### Exercise
Lines with the word "value": copy all of them from the entries below.

[Page and application data records]
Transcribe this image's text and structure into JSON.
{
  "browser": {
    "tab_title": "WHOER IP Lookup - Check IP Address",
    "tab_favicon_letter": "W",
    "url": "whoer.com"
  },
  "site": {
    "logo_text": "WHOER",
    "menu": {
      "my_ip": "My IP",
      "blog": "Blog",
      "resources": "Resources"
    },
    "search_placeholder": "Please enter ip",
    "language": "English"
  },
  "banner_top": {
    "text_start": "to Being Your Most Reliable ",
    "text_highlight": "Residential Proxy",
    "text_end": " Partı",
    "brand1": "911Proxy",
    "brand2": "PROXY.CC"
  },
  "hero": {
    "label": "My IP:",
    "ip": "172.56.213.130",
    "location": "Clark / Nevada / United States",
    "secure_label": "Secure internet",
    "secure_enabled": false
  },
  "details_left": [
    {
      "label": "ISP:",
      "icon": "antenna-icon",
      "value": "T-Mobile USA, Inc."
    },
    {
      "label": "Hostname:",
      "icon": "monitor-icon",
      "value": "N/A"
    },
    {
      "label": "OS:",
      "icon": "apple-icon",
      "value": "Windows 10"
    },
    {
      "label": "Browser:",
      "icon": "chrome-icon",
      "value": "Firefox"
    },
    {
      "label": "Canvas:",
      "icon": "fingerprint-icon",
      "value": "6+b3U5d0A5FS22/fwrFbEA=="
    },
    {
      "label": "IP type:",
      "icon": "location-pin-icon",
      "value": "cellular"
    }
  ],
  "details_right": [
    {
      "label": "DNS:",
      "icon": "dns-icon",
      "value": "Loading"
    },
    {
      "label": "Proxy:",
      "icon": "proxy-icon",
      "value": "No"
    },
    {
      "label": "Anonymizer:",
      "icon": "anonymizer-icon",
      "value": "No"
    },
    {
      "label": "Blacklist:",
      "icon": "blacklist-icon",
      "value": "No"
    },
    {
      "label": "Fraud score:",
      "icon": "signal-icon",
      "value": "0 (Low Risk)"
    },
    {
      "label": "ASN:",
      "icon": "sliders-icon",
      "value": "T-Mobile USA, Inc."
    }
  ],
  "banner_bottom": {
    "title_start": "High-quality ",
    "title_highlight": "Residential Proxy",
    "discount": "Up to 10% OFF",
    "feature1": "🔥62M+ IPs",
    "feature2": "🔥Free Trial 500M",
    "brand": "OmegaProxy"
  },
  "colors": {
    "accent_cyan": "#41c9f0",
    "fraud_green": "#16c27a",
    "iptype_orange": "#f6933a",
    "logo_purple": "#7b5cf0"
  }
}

### Expected output
      "value": "T-Mobile USA, Inc."
      "value": "N/A"
      "value": "Windows 10"
      "value": "Firefox"
      "value": "6+b3U5d0A5FS22/fwrFbEA=="
      "value": "cellular"
      "value": "Loading"
      "value": "No"
      "value": "No"
      "value": "No"
      "value": "0 (Low Risk)"
      "value": "T-Mobile USA, Inc."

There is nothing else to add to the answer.